In the aftermath of the attacks in Paris carried out by the self-proclaimed Islamic State group, understanding women’s role in extremism---including the association between the oppression of women, instability, and terrorism---is increasingly timely and important. A complex web of factors continues to draw some women from varied backgrounds to join the ranks of the Islamic State. Yesterday, a young woman died when she set off an explosive vest as French police raided an apartment building in search of militants associated with the Paris attacks. Elsewhere this week, new Islamic State brutalities against women were discovered. Kurdish forces uncovered a mass grave of over 70 Yazidi women in the northern Iraqi town of Sinjar, which was ruled by the Islamic State for over a year until extremists were driven out by Kurdish troops earlier in November. The discovery marks the latest atrocity in a long line of documented rapes, forced marriages, and deaths of Yazidi women and girls in Islamic State stronghold territories. Over the past year, Islamic State forces have kidnapped upwards of seven thousand young Yazidi women in part of a campaign against the ethnic minority that United Nations investigators state may amount to acts of genocide.
Family law reform in Tunisia
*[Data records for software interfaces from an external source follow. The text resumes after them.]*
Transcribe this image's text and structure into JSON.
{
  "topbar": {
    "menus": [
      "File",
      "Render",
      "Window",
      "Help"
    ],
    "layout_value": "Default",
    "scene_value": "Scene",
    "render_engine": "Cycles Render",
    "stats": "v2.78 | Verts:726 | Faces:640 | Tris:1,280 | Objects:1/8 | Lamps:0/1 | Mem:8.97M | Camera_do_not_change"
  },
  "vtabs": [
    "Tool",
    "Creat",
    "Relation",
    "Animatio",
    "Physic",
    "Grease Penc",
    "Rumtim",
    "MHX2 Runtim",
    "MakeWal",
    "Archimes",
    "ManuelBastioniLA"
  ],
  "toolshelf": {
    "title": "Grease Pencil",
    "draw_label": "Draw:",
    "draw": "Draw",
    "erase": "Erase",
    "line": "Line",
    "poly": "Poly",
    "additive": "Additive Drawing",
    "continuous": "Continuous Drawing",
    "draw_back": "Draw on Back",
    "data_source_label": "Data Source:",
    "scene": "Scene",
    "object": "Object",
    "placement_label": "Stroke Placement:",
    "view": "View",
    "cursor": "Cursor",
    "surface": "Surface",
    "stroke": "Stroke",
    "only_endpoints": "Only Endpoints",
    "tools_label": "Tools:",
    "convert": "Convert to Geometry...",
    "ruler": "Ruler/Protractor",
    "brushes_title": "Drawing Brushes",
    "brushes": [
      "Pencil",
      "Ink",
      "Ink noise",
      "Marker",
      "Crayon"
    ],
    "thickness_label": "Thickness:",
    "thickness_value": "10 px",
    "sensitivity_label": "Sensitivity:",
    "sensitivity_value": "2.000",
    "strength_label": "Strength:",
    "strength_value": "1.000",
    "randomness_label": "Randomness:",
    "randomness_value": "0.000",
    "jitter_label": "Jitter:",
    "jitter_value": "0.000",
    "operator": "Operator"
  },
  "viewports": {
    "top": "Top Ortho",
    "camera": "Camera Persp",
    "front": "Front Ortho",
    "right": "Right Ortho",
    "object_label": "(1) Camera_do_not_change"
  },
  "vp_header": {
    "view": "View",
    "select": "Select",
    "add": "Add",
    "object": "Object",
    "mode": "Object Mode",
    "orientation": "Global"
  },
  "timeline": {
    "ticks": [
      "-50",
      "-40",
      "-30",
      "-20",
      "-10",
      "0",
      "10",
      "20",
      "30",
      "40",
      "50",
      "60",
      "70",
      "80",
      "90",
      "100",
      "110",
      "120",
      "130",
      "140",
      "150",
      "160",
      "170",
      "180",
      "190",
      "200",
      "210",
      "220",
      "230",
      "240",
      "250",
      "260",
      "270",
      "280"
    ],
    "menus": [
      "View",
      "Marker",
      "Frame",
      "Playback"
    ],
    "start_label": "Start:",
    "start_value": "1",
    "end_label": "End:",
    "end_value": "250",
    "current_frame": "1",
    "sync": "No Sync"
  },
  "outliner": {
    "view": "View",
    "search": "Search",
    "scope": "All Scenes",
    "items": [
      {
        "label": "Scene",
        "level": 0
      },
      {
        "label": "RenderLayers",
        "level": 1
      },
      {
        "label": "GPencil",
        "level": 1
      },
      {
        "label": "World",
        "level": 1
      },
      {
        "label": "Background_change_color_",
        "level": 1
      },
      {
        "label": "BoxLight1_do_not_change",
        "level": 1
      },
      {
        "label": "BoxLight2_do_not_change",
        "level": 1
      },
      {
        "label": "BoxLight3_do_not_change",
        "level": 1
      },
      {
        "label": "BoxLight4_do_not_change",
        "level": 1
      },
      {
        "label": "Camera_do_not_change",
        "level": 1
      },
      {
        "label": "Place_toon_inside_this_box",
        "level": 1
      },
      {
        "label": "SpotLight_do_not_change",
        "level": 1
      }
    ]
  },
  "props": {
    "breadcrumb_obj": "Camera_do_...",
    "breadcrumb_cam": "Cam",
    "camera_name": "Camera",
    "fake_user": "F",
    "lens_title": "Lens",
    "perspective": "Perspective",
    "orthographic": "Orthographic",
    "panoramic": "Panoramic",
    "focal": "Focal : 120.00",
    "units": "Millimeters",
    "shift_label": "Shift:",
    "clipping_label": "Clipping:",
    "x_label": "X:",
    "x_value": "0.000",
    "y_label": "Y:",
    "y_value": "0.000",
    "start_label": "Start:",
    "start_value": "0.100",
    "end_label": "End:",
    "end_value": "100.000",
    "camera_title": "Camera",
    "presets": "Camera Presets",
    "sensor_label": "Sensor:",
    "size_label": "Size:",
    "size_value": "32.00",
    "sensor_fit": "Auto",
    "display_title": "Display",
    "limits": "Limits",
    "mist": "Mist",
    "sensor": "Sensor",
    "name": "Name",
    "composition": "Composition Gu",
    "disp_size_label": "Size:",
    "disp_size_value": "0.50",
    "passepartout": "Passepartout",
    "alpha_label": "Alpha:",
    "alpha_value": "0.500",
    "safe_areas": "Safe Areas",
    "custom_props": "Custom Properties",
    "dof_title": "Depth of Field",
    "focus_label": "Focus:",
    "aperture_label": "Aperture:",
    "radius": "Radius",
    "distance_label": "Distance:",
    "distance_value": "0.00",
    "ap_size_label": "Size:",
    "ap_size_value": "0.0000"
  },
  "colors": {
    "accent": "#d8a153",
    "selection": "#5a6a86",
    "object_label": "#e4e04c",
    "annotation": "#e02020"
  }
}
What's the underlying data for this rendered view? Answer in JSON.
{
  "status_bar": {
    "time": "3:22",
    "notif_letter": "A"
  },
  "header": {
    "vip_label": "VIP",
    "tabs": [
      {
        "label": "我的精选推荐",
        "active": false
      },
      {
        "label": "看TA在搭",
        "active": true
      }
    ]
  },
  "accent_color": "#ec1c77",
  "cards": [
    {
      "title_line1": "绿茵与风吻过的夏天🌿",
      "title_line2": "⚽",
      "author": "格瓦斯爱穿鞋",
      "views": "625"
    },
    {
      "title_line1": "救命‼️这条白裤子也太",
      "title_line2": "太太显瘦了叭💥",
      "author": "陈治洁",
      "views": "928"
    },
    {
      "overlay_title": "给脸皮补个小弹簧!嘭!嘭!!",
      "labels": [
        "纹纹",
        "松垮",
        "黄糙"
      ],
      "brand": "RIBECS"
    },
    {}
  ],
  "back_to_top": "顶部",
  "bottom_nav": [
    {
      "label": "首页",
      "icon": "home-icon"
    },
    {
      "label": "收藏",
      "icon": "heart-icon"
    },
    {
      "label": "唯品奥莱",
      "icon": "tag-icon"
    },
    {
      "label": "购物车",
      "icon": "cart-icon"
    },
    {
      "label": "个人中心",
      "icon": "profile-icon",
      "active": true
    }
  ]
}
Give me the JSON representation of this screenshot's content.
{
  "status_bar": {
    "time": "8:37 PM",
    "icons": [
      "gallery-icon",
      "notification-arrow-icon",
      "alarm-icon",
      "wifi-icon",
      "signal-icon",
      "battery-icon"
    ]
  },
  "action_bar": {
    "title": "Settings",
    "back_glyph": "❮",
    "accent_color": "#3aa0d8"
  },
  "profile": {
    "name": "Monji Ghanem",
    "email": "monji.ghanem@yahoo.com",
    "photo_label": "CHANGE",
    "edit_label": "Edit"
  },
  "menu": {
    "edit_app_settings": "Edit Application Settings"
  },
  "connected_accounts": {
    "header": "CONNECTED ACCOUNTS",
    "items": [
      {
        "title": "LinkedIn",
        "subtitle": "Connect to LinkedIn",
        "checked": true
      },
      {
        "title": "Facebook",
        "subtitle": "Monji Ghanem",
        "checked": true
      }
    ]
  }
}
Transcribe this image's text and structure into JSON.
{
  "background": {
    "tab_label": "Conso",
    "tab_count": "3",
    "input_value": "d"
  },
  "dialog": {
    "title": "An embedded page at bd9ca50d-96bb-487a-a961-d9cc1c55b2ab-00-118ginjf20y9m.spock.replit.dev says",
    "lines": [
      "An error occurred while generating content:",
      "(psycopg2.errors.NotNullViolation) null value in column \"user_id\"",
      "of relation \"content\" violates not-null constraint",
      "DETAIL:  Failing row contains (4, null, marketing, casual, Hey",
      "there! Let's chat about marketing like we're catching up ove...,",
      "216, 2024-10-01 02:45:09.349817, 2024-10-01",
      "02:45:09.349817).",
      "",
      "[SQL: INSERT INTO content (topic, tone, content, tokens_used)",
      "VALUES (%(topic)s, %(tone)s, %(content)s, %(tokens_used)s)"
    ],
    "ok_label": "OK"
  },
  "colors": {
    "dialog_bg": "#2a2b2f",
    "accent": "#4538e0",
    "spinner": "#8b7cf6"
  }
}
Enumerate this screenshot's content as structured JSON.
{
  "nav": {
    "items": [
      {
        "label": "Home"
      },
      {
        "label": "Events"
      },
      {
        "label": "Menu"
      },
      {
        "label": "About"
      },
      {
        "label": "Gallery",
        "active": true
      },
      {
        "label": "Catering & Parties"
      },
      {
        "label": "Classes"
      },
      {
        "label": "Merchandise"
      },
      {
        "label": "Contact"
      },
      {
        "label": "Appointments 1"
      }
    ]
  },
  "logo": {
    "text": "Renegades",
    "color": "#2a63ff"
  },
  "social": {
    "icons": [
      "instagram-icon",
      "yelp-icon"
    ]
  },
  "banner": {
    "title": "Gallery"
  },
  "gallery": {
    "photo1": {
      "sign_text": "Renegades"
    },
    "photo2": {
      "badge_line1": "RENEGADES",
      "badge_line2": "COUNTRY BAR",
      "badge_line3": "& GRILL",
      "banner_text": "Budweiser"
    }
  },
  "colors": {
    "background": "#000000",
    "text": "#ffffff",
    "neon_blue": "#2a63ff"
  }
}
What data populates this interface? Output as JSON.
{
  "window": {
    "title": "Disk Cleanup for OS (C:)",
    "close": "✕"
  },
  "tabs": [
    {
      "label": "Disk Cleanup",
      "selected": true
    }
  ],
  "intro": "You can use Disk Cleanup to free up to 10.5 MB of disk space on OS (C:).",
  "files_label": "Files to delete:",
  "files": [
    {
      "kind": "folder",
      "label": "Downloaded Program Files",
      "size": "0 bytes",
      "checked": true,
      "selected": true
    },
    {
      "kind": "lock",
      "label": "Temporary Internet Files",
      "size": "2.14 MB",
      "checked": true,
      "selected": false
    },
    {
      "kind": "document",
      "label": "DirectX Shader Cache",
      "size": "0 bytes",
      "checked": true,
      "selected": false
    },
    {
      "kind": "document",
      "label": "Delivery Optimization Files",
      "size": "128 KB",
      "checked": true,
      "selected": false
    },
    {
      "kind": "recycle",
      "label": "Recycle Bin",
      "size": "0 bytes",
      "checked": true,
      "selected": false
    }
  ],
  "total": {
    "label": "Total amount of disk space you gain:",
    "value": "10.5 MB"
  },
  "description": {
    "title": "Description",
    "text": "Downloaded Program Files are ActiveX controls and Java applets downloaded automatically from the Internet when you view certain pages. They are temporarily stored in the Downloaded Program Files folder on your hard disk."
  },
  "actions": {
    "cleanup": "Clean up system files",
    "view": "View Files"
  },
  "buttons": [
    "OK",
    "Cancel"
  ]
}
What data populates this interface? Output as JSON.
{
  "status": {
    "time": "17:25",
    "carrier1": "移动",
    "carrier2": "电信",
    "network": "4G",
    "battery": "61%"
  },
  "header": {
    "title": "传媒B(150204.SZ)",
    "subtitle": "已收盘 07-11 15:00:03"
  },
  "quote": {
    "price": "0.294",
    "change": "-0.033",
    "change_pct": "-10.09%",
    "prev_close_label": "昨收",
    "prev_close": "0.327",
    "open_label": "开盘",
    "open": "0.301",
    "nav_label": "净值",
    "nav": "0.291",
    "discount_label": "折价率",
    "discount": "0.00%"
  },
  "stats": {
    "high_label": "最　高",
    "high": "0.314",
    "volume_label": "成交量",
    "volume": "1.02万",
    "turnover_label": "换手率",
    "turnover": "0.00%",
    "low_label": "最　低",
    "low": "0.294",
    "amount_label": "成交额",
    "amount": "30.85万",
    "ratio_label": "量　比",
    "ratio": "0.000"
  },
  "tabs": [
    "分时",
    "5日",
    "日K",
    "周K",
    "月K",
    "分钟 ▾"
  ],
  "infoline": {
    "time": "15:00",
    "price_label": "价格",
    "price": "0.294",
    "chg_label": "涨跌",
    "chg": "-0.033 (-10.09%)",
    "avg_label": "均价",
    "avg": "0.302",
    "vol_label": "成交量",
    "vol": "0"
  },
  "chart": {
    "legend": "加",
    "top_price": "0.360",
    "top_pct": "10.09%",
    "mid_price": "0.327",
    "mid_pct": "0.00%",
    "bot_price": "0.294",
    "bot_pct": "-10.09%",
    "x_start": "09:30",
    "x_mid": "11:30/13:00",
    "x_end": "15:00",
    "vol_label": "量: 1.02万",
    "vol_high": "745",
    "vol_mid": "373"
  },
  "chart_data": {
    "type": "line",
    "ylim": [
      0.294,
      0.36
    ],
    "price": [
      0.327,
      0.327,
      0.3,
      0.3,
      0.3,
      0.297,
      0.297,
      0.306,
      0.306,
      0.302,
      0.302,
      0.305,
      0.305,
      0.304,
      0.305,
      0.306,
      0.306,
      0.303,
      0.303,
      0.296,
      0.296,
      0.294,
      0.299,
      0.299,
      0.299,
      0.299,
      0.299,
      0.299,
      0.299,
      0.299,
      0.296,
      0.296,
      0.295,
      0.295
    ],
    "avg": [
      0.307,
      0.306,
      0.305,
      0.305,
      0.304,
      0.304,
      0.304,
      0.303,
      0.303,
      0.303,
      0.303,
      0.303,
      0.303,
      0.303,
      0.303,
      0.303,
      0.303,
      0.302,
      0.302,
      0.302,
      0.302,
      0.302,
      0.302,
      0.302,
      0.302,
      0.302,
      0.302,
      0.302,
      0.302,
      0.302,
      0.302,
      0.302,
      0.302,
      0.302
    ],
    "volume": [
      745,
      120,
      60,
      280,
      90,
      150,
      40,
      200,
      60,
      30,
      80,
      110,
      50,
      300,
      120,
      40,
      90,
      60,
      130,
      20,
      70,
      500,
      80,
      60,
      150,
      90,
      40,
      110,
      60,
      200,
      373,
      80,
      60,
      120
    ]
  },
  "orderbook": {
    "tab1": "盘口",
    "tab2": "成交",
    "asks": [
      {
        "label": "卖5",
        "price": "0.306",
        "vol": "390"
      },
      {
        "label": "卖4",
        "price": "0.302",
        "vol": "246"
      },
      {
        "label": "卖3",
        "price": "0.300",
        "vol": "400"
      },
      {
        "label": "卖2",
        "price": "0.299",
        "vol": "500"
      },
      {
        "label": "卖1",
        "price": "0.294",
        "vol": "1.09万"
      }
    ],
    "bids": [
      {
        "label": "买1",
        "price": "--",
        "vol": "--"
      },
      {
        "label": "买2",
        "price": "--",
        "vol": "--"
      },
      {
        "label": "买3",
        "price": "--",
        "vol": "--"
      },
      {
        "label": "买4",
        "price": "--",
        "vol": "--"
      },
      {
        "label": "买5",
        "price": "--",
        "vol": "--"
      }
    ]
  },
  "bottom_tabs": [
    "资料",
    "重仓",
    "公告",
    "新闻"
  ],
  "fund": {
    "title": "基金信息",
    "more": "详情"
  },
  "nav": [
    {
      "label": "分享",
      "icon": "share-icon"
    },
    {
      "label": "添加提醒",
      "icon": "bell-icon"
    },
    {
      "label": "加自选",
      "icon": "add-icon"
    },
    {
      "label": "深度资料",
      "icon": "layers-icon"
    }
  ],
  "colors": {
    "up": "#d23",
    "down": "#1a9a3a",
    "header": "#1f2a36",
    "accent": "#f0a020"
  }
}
Tunisia’s parliament took another step towards gender equality this week by adopting a law that allows women to travel with their minor children without authorization from the children’s father. The World Bank finds that reforms to family law---which governs divorce, inheritance, child custody, and, in some cases, proper identification documents–-are correlated with more girls attending secondary school, more women running businesses, and a closing of the gender wage gap. The recent changes in Tunisia and neighboring Morocco have demonstrated that progressive family law is achievable in Muslim-majority countries and can coexist with Islamic courts. Since the 2011 adoption of a new constitution post-Arab Spring, Tunisia has also set a regional example for women’s inclusion in national politics: quotas for candidate lists in national elections have resulted in a steady rise of women in parliament, and Tunisia became the first country in the region to lift all restrictions on the Convention on the Elimination of All Forms of Discrimination against Women (CEDAW) in 2014.
New risk report highlights role of women in food security
The WorldRiskReport 2015, a comparative evaluation of global food security and disaster risk in 171 countries, was released this week. It cited hotspot regions of risk in Oceania, Southeast Asia, Central America, and the Southern Sahel—where the majority of the so-called V20 (most vulnerable) countries lie—and noted that women and children in these areas are especially vulnerable. However, the report also stressed the positive role that women can play in building food security in their communities. This adds to the wealth of existing research on investment in women and girls in agriculture.